:: EXCERPTED RECORDS ::

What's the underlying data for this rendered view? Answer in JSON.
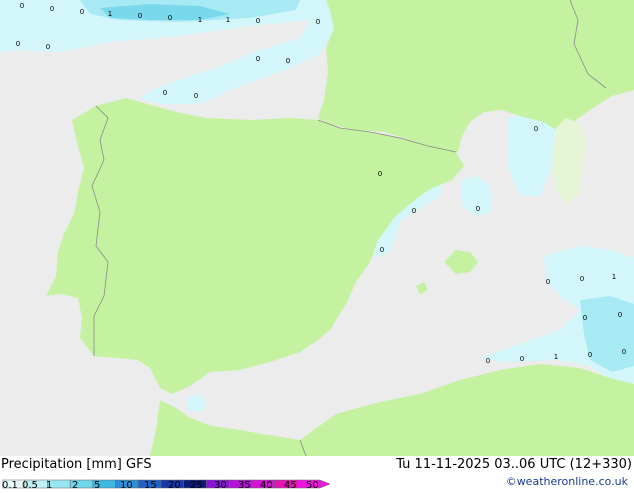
{
  "footer": {
    "title": "Precipitation [mm]  GFS",
    "datetime": "Tu 11-11-2025 03..06 UTC (12+330)",
    "credit": "©weatheronline.co.uk"
  },
  "legend": {
    "ticks": [
      "0.1",
      "0.5",
      "1",
      "2",
      "5",
      "10",
      "15",
      "20",
      "25",
      "30",
      "35",
      "40",
      "45",
      "50"
    ],
    "colors": [
      "#e8fafa",
      "#bff0f5",
      "#9ae6f0",
      "#6fd6ea",
      "#3fb7e3",
      "#2b8fd6",
      "#1f63c7",
      "#1838a8",
      "#0d1a7a",
      "#8a14d6",
      "#b414d6",
      "#d614d6",
      "#e614b4",
      "#f014e0"
    ]
  },
  "map": {
    "colors": {
      "sea": "#ececec",
      "land": "#c5f2a0",
      "precip_light": "#d2f6fa",
      "precip_medium": "#a8eaf4",
      "precip_strong": "#7ad8ec",
      "border": "#8a8a8a"
    },
    "point_labels": [
      "0",
      "0",
      "0",
      "1",
      "0",
      "0",
      "1",
      "1",
      "0",
      "0",
      "0",
      "0",
      "0",
      "0",
      "0",
      "0",
      "0",
      "0",
      "0",
      "0",
      "0",
      "0",
      "0",
      "1",
      "0",
      "0",
      "0",
      "0",
      "1",
      "0",
      "0"
    ]
  }
}
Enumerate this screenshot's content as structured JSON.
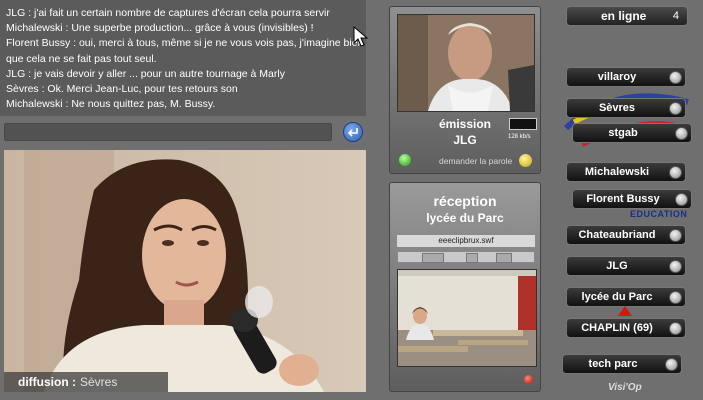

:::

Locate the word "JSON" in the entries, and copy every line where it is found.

What's the underlying data for this rendered view? Answer in JSON.
Enumerate this screenshot's content as structured JSON.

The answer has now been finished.